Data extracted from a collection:
=====

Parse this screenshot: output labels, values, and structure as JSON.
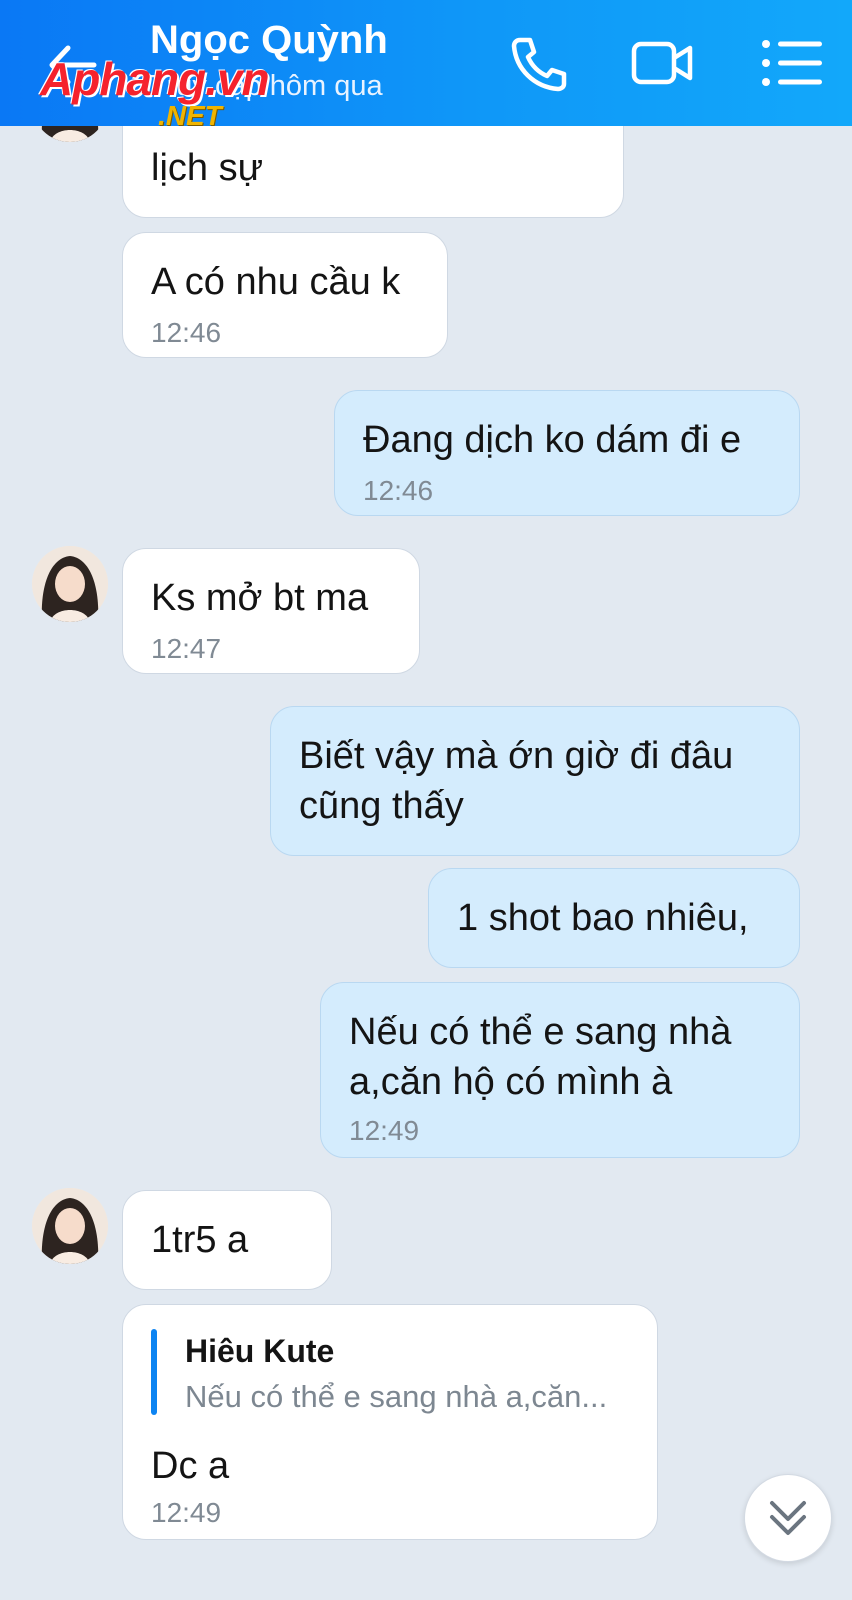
{
  "header": {
    "title": "Ngọc Quỳnh",
    "subtitle": "Truy cập hôm qua"
  },
  "watermark": {
    "main": "Aphang.vn",
    "sub": ".NET"
  },
  "messages": [
    {
      "direction": "in",
      "text": "Luôn tiền nhận trao đổi lịch sự",
      "visible_text": "lịch sự",
      "time": ""
    },
    {
      "direction": "in",
      "text": "A có nhu cầu k",
      "time": "12:46"
    },
    {
      "direction": "out",
      "text": "Đang dịch ko dám đi e",
      "time": "12:46"
    },
    {
      "direction": "in",
      "text": "Ks mở bt ma",
      "time": "12:47"
    },
    {
      "direction": "out",
      "text": "Biết vậy mà ớn giờ đi đâu cũng thấy",
      "time": ""
    },
    {
      "direction": "out",
      "text": "1 shot bao nhiêu,",
      "time": ""
    },
    {
      "direction": "out",
      "text": "Nếu có thể e sang nhà a,căn hộ có mình à",
      "time": "12:49"
    },
    {
      "direction": "in",
      "text": "1tr5 a",
      "time": ""
    },
    {
      "direction": "in",
      "quote": {
        "name": "Hiêu Kute",
        "text": "Nếu có thể e sang nhà a,căn..."
      },
      "text": "Dc a",
      "time": "12:49"
    }
  ],
  "colors": {
    "header_gradient_start": "#0a78f5",
    "header_gradient_end": "#12a8fa",
    "background": "#e2e9f1",
    "incoming_bubble": "#ffffff",
    "outgoing_bubble": "#d4ecfd",
    "quote_accent": "#0d84f2",
    "watermark_red": "#f5222d",
    "watermark_gold": "#f0b400"
  },
  "icons": {
    "back": "arrow-left-icon",
    "call": "phone-icon",
    "video": "video-camera-icon",
    "menu": "menu-list-icon",
    "scroll": "double-chevron-down-icon"
  }
}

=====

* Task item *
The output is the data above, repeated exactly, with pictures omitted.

* Response area *
Parse this screenshot: output labels, values, and structure as JSON.
{
  "header": {
    "title": "Ngọc Quỳnh",
    "subtitle": "Truy cập hôm qua"
  },
  "watermark": {
    "main": "Aphang.vn",
    "sub": ".NET"
  },
  "messages": [
    {
      "direction": "in",
      "text": "Luôn tiền nhận trao đổi lịch sự",
      "visible_text": "lịch sự",
      "time": ""
    },
    {
      "direction": "in",
      "text": "A có nhu cầu k",
      "time": "12:46"
    },
    {
      "direction": "out",
      "text": "Đang dịch ko dám đi e",
      "time": "12:46"
    },
    {
      "direction": "in",
      "text": "Ks mở bt ma",
      "time": "12:47"
    },
    {
      "direction": "out",
      "text": "Biết vậy mà ớn giờ đi đâu cũng thấy",
      "time": ""
    },
    {
      "direction": "out",
      "text": "1 shot bao nhiêu,",
      "time": ""
    },
    {
      "direction": "out",
      "text": "Nếu có thể e sang nhà a,căn hộ có mình à",
      "time": "12:49"
    },
    {
      "direction": "in",
      "text": "1tr5 a",
      "time": ""
    },
    {
      "direction": "in",
      "quote": {
        "name": "Hiêu Kute",
        "text": "Nếu có thể e sang nhà a,căn..."
      },
      "text": "Dc a",
      "time": "12:49"
    }
  ],
  "colors": {
    "header_gradient_start": "#0a78f5",
    "header_gradient_end": "#12a8fa",
    "background": "#e2e9f1",
    "incoming_bubble": "#ffffff",
    "outgoing_bubble": "#d4ecfd",
    "quote_accent": "#0d84f2",
    "watermark_red": "#f5222d",
    "watermark_gold": "#f0b400"
  },
  "icons": {
    "back": "arrow-left-icon",
    "call": "phone-icon",
    "video": "video-camera-icon",
    "menu": "menu-list-icon",
    "scroll": "double-chevron-down-icon"
  }
}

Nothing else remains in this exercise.